Apart from academic achievement PEACH has a definite effect on families. “It has made a huge difference to us. We now eat together at the table. Before, I was in the kitchen, L was on the sofa, and the little one was the only one at the table. Now we sit and talk whilst eating and my relationship with L has improved.” (Parent)
The fruits – forgive the pun – of PEACH are already visible but they will undoubtedly be seen in the years to come when these young girls strive to fulfill their potential and play leading roles in their family and working lives. That effort starts now – or when the alarm clock rings on Saturday morning and the temptation to stay in bed is strong.
Naturally there are inherent difficulties in running a programme that relies on volunteers to deliver it. Baytree struggles to recruit mentors in time for the beginning of the school year, and interviews and replaces mentors throughout the school year. As the project grows, there are more and more applications from girls each year (through no advertisement other than word of mouth) and the need for more mentors to commit. If you think you could spare an hour or two each week please do contact Suzanne Mahon – details below.
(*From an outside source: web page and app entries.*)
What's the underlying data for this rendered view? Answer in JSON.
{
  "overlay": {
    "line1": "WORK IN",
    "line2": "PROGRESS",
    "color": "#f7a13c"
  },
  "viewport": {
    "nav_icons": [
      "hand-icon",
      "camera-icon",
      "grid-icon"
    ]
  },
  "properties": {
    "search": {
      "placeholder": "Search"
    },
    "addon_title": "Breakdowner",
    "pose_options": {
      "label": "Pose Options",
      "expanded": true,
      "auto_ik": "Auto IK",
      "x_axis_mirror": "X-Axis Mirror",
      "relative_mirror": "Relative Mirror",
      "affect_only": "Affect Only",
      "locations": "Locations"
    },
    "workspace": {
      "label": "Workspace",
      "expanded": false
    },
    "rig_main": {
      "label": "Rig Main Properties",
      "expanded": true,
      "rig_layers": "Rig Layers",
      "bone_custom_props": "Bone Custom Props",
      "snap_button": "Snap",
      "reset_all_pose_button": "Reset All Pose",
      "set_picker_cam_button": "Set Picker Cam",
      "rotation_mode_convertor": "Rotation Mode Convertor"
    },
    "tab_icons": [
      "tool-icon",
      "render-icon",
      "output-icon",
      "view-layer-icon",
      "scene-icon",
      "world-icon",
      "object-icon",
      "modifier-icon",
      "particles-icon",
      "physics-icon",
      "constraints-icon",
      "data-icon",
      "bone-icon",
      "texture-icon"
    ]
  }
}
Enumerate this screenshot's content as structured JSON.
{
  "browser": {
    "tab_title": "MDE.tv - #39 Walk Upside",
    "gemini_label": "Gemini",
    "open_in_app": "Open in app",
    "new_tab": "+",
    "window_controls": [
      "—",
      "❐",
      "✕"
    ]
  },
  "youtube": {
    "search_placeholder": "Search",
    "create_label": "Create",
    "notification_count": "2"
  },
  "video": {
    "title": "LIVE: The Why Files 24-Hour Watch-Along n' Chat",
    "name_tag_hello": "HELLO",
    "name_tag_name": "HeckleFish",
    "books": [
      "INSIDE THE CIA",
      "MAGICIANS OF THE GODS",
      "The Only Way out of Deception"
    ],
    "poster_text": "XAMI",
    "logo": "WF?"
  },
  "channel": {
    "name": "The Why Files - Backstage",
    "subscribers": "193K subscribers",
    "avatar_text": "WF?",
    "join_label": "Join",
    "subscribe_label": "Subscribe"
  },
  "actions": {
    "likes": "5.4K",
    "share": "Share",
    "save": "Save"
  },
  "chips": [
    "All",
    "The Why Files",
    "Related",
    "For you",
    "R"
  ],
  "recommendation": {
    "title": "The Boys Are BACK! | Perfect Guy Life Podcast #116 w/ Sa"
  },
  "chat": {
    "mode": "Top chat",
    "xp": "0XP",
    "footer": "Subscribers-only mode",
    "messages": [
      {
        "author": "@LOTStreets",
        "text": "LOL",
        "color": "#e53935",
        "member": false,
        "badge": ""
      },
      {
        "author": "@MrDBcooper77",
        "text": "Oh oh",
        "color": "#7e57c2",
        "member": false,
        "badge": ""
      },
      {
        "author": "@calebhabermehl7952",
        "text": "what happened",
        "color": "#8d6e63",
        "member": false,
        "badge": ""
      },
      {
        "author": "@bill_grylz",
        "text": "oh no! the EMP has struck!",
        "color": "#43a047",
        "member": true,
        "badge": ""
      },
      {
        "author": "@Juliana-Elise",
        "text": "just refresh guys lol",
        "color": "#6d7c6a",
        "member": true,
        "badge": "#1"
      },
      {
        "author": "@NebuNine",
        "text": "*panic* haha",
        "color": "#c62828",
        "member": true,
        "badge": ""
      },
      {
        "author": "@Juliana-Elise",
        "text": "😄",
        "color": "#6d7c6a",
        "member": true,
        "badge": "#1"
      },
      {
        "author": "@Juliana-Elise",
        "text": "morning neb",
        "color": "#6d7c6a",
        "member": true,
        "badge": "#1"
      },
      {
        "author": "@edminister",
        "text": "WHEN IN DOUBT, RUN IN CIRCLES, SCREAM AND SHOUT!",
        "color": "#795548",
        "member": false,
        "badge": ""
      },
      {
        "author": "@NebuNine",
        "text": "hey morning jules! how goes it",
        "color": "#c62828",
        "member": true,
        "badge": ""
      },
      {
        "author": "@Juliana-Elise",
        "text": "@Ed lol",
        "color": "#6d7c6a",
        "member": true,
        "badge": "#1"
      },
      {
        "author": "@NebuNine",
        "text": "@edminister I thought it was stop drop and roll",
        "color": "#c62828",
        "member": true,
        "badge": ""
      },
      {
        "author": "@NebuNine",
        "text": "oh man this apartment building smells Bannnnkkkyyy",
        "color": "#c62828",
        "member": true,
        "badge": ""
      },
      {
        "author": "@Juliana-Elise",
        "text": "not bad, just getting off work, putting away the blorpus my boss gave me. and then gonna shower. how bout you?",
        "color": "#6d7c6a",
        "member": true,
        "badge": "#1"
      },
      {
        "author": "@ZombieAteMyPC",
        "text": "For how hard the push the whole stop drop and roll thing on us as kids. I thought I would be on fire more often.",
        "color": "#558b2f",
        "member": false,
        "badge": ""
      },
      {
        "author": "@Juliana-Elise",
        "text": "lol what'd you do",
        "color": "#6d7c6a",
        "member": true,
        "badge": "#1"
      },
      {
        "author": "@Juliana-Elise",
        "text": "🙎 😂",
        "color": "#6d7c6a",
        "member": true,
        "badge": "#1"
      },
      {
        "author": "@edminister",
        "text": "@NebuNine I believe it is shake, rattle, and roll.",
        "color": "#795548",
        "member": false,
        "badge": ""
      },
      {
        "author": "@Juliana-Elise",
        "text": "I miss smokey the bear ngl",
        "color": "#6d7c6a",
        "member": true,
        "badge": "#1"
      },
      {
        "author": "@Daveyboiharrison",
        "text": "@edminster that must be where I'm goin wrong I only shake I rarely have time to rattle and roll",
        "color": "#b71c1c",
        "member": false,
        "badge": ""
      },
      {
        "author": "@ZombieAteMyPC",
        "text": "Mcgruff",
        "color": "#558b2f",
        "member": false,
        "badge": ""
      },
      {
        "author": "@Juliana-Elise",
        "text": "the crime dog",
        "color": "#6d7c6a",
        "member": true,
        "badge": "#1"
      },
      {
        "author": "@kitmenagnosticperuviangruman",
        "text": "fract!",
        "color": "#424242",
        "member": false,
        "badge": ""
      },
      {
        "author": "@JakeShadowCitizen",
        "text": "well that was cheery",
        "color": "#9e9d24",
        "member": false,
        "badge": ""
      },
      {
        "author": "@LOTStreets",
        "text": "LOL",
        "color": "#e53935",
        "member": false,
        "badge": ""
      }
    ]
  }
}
It could make all the difference to a young girl’s life – and her family’s. “Before I participated in PEACH, my marks in school were not that good, but my mentor has improved my marks.” (Mentee)
“I think it has improved my marks in school because you learn new things, I got 18 out of 20 in my test.” (Mentee)
For more information: www.baytreecentre.org
The Baytree Centre is a social inclusion project of Dawliffe Hall Educational Foundation, registered charity 278720